Gum Diease

This morning’s BBC News article ‘Dentists warn of risks of not looking after implants’ was a topic for discussion at the practice this morning.
Dawood & Tanner Dental Implant treatments are very successful and rarely fail. However, many patients are referred to us with implant problems for advice, treatment, or re-treatment.…/dental-implants/dental-…/

Implant treatments are a lifelong commitment, it is important to also consider the potential for short-term failure or longer-term problems. 
For an implant to be used to support a dental restoration it needs to osseointegrate; this means that living bone must actually grow on to the surface of the implant. Ideally, the implant needs to be well anchored in good quality healthy bone, in a healthy patient and without heavy biting forces.

Peri-implantitis is an issue which is becoming more common, simply because we see at the practice more and more patients who have been treated with dental implants over the years.
In many respects there are similarities with periodontal (gum) diseas earound teeth. The first sign of a problem may be soreness or bleeding from the gum – ‘mucositis’. Treatment at this stage may prevent progression to peri-implantitis, when progressive bone loss starts to become an issue, and can ultimately lead to catastrophic loss of the supporting bone as well as the implant or implants.
In our practice we only use of titanium or zirconium abutment connectors to connect the implant tooth to the implant 'screw'. These are exceptionally biocompatible materials, which tend to maximise gum health. Unfortunately we see many patients every year who have been provided with low-cost treatments that have used low-cost implant components and laboratory work.
Peri-implantitis can take years to develop, progresses slowly, sometimes in fits and starts, and the fact that inappropriate materials or techniques have been used may only become evident later on. It can develop in patients who have a history of gum disease, those who have not had any gum disease. On the other hand, there are patients with very severe gum disease who have had no problems at all with their implants.
A high biting force from clenching or grinding teeth (‘bruxism’) also seems to cause bone loss around implants. People who are smokers or diabetic are more at risk of peri-implant problems.
Treating peri- implantitis

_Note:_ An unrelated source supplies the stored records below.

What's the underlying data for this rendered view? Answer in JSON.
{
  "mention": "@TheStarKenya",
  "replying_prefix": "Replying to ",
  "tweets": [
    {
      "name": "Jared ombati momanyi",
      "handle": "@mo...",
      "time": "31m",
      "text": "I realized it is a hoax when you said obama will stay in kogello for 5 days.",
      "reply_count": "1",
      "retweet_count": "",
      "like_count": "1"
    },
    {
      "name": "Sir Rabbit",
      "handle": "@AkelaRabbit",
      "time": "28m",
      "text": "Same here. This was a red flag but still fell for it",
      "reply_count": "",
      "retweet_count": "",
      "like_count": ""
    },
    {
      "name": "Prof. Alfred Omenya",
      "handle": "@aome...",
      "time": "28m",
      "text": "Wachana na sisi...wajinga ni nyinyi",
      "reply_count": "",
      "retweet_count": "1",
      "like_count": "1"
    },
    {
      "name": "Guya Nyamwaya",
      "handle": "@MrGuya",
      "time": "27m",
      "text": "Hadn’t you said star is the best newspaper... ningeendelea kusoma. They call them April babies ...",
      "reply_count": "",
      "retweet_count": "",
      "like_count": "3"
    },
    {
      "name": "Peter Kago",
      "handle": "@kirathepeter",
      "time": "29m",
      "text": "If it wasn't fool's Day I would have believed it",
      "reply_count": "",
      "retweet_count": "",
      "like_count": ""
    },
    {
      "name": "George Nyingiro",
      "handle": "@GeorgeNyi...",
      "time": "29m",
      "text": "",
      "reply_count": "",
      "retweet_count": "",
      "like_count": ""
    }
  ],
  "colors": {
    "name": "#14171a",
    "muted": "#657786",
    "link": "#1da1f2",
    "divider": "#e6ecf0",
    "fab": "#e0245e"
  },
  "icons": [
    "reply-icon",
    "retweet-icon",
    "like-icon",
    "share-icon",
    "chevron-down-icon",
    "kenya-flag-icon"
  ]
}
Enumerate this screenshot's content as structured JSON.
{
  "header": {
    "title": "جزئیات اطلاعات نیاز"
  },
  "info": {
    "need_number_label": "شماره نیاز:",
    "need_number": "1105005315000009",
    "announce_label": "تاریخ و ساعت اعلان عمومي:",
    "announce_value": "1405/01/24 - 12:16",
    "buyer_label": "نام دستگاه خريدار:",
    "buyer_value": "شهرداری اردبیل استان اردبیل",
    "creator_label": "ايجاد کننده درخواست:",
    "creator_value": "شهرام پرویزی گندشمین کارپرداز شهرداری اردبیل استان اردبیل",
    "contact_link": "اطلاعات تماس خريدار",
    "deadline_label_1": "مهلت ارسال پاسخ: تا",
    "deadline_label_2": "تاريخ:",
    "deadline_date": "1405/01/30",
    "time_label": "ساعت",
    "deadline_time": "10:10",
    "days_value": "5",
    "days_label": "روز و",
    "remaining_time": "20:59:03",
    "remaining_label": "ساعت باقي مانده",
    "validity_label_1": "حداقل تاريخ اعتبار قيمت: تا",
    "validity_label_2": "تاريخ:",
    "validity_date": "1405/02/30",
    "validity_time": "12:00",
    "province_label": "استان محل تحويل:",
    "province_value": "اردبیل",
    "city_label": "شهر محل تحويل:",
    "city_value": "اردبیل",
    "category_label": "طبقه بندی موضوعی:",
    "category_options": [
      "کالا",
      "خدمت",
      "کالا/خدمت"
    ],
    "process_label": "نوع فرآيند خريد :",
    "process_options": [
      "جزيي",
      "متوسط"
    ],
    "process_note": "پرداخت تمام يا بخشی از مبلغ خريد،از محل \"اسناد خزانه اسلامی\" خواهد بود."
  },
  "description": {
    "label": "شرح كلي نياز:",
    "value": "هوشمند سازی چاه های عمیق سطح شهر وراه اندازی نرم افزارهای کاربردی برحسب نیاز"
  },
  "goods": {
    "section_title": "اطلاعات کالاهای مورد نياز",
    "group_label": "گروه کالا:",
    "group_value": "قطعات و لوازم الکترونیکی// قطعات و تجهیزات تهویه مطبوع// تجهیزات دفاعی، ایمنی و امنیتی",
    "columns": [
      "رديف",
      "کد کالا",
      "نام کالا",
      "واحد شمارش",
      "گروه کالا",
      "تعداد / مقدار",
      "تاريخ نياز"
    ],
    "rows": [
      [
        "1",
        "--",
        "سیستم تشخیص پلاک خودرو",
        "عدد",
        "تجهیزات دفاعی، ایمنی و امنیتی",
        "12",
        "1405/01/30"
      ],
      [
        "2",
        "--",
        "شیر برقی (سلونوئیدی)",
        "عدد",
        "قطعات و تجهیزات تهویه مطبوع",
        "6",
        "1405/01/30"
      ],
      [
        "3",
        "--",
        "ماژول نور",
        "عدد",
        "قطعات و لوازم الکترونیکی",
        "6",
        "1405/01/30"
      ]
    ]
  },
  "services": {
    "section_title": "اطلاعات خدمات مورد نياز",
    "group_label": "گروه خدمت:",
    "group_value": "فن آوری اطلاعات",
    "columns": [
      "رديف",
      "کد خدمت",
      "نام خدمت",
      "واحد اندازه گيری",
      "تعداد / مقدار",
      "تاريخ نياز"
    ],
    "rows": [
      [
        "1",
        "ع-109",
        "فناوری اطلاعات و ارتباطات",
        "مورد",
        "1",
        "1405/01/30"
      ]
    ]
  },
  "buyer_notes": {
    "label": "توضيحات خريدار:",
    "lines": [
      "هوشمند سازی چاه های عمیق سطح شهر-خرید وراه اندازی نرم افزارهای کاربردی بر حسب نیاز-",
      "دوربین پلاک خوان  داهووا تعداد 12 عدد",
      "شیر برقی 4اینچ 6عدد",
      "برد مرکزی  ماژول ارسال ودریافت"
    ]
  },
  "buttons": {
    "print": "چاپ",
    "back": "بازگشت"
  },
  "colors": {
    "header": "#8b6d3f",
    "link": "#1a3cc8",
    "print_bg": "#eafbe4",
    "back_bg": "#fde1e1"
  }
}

Treating peri-implantitis can be extremely challenging. At Dawood & Tanner we know that meticulous hygiene will improve comfort and slow down the progression of the condition. Treatment consists of cleaning under the gum of the implant meticulously using ultrasonics and jet-polishing and grafting with bone scaffold materials in order to replace the missing bone tissue or thicken the surrounding gum. This sort of treatment can make the area more comfortable and the peri-implant condition more quiescent, allowing for survival of the implant crown or bridgework.
Where the problem is persistent or there has been advanced bone loss, there is sometimes little alternative but to remove and replace an ailing implant, which may also mean loss of the implant restoration. In these circumstances, loss of the implant may be accompanied by a great deal of bone loss although we will generally find a solution which may involve the use of grafting, special custom implants such as Zygomatic implants, or specially made short implants.

For more information on dental implants or if you would like to book an appointment contact reception on 020 7935 0090.